Dr Birchall said there had been reports about Emil Gayed’s conduct going back decades, but it was only through the brave perseverance of the women affected, that their stories were being heard and their injuries finally recognised and compensated.

“The redress scheme will go some way to acknowledging the pain and suffering Emil Gayed caused to so many women, and allow them to start focusing on their futures. While we were confident that a class action would have shed light on the years of regulatory failure, the scheme which we have negotiated is specifically designed to accommodate the needs of our clients, who have suffered very intimate injuries at the hands of Gayed,” Dr Birchall said.

“The scheme will allow each woman’s individual circumstances to be assessed and finalised quickly, in a discreet and compassionate way, without them having to endure a long, costly and public court battle. Regulation of medical practitioners needs to be improved to ensure this doesn’t happen again, or the State of NSW will face further liability for regulatory failure.”

Mr Gayed predominately worked throughout public hospitals on the mid-north coast of NSW, Cooma, Taree, Kempsey and Grafton, as well as Mona Vale Hospital in Sydney. His registration as a medical practitioner was suspended in 2018 following a NSW Civil and Administrative Tribunal decision.

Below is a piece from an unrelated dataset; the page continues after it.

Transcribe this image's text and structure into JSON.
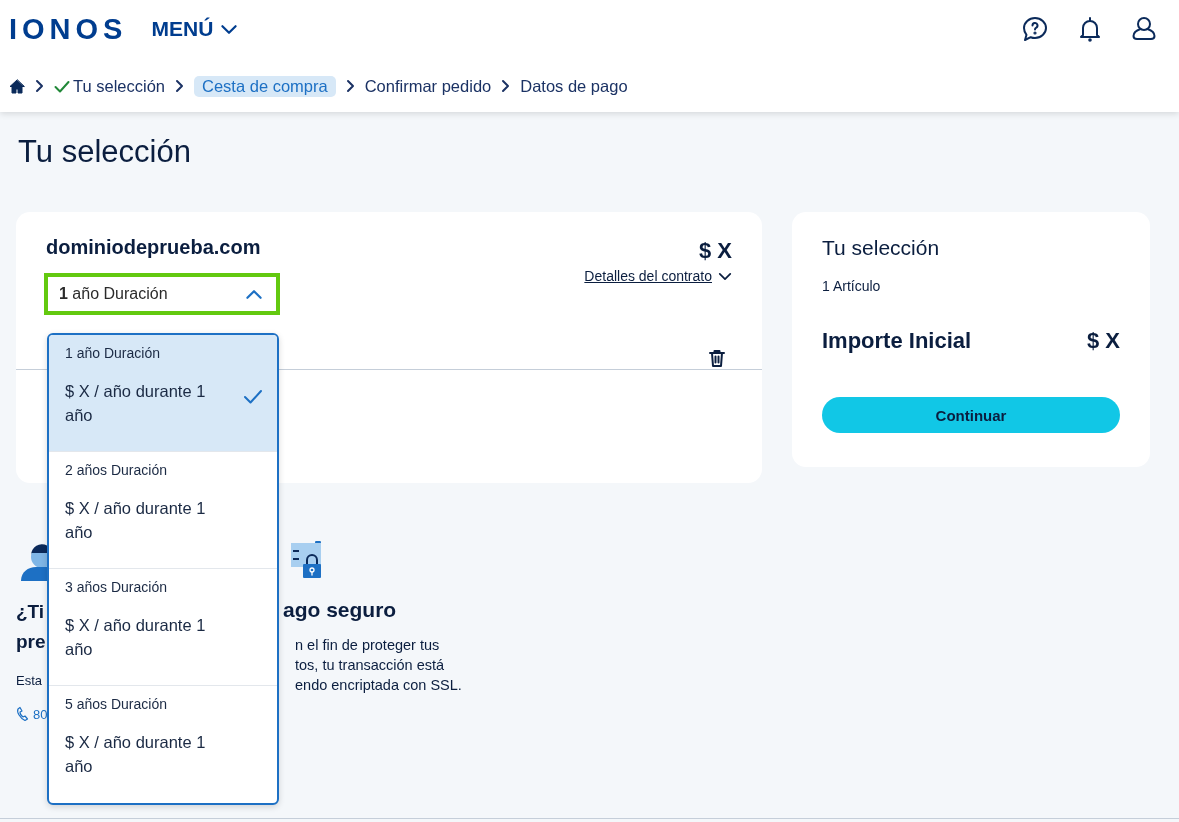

Those who wish to be part of the redress scheme should visit and fill in their details.

Media Contact Anna Chisholm (03) 9602 8683/ 0437 801 093